-- Exercise details --
Every entry below is to be retyped exactly as it stands.

⁂

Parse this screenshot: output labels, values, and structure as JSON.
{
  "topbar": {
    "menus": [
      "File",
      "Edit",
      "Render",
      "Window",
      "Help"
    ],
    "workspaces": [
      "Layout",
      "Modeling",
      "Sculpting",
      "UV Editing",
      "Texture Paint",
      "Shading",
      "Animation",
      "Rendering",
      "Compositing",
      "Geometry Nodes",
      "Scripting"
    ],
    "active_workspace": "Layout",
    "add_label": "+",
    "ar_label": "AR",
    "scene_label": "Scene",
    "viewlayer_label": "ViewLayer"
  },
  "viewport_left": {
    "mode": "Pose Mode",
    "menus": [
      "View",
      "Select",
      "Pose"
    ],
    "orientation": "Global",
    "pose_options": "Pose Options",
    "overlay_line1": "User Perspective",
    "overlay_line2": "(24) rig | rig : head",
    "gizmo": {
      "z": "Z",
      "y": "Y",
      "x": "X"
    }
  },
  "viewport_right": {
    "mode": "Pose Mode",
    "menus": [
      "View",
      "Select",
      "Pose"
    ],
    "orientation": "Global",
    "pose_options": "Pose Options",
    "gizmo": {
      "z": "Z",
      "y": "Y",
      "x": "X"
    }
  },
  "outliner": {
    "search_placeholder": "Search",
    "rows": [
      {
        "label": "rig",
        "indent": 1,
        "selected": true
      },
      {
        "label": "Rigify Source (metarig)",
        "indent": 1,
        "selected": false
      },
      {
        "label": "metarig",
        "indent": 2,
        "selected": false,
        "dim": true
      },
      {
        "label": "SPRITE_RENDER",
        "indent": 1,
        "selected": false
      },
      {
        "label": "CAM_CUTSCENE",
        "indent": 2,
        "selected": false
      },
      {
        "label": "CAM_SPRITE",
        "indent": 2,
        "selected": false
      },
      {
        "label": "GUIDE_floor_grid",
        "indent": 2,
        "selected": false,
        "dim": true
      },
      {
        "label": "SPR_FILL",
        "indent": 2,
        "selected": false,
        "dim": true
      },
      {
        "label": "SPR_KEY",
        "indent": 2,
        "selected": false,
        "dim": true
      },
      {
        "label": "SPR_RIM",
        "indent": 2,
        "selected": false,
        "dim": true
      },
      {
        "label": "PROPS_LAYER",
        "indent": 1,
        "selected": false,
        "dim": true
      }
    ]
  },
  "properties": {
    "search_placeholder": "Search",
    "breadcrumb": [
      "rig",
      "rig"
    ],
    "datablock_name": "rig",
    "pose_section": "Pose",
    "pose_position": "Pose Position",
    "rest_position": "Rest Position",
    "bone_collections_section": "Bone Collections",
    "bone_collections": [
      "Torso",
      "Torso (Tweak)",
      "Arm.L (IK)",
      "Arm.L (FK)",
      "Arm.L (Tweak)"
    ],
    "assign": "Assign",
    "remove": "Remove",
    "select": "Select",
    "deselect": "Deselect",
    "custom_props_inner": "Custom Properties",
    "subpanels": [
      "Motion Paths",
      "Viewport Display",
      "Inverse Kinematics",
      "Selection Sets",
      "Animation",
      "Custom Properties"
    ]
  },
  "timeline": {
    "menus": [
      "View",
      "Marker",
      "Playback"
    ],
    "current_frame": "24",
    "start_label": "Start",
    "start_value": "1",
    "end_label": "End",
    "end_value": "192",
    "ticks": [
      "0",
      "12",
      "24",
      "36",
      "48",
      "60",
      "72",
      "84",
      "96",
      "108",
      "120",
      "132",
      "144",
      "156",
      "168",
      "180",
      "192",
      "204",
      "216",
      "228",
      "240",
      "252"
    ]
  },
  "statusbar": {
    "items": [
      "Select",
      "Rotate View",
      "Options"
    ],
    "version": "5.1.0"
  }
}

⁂

-- Written solution --
Parse this screenshot: output labels, values, and structure as JSON.
{
  "topbar": {
    "menus": [
      "File",
      "Edit",
      "Render",
      "Window",
      "Help"
    ],
    "workspaces": [
      "Layout",
      "Modeling",
      "Sculpting",
      "UV Editing",
      "Texture Paint",
      "Shading",
      "Animation",
      "Rendering",
      "Compositing",
      "Geometry Nodes",
      "Scripting"
    ],
    "active_workspace": "Layout",
    "add_label": "+",
    "ar_label": "AR",
    "scene_label": "Scene",
    "viewlayer_label": "ViewLayer"
  },
  "viewport_left": {
    "mode": "Pose Mode",
    "menus": [
      "View",
      "Select",
      "Pose"
    ],
    "orientation": "Global",
    "pose_options": "Pose Options",
    "overlay_line1": "User Perspective",
    "overlay_line2": "(24) rig | rig : head",
    "gizmo": {
      "z": "Z",
      "y": "Y",
      "x": "X"
    }
  },
  "viewport_right": {
    "mode": "Pose Mode",
    "menus": [
      "View",
      "Select",
      "Pose"
    ],
    "orientation": "Global",
    "pose_options": "Pose Options",
    "gizmo": {
      "z": "Z",
      "y": "Y",
      "x": "X"
    }
  },
  "outliner": {
    "search_placeholder": "Search",
    "rows": [
      {
        "label": "rig",
        "indent": 1,
        "selected": true
      },
      {
        "label": "Rigify Source (metarig)",
        "indent": 1,
        "selected": false
      },
      {
        "label": "metarig",
        "indent": 2,
        "selected": false,
        "dim": true
      },
      {
        "label": "SPRITE_RENDER",
        "indent": 1,
        "selected": false
      },
      {
        "label": "CAM_CUTSCENE",
        "indent": 2,
        "selected": false
      },
      {
        "label": "CAM_SPRITE",
        "indent": 2,
        "selected": false
      },
      {
        "label": "GUIDE_floor_grid",
        "indent": 2,
        "selected": false,
        "dim": true
      },
      {
        "label": "SPR_FILL",
        "indent": 2,
        "selected": false,
        "dim": true
      },
      {
        "label": "SPR_KEY",
        "indent": 2,
        "selected": false,
        "dim": true
      },
      {
        "label": "SPR_RIM",
        "indent": 2,
        "selected": false,
        "dim": true
      },
      {
        "label": "PROPS_LAYER",
        "indent": 1,
        "selected": false,
        "dim": true
      }
    ]
  },
  "properties": {
    "search_placeholder": "Search",
    "breadcrumb": [
      "rig",
      "rig"
    ],
    "datablock_name": "rig",
    "pose_section": "Pose",
    "pose_position": "Pose Position",
    "rest_position": "Rest Position",
    "bone_collections_section": "Bone Collections",
    "bone_collections": [
      "Torso",
      "Torso (Tweak)",
      "Arm.L (IK)",
      "Arm.L (FK)",
      "Arm.L (Tweak)"
    ],
    "assign": "Assign",
    "remove": "Remove",
    "select": "Select",
    "deselect": "Deselect",
    "custom_props_inner": "Custom Properties",
    "subpanels": [
      "Motion Paths",
      "Viewport Display",
      "Inverse Kinematics",
      "Selection Sets",
      "Animation",
      "Custom Properties"
    ]
  },
  "timeline": {
    "menus": [
      "View",
      "Marker",
      "Playback"
    ],
    "current_frame": "24",
    "start_label": "Start",
    "start_value": "1",
    "end_label": "End",
    "end_value": "192",
    "ticks": [
      "0",
      "12",
      "24",
      "36",
      "48",
      "60",
      "72",
      "84",
      "96",
      "108",
      "120",
      "132",
      "144",
      "156",
      "168",
      "180",
      "192",
      "204",
      "216",
      "228",
      "240",
      "252"
    ]
  },
  "statusbar": {
    "items": [
      "Select",
      "Rotate View",
      "Options"
    ],
    "version": "5.1.0"
  }
}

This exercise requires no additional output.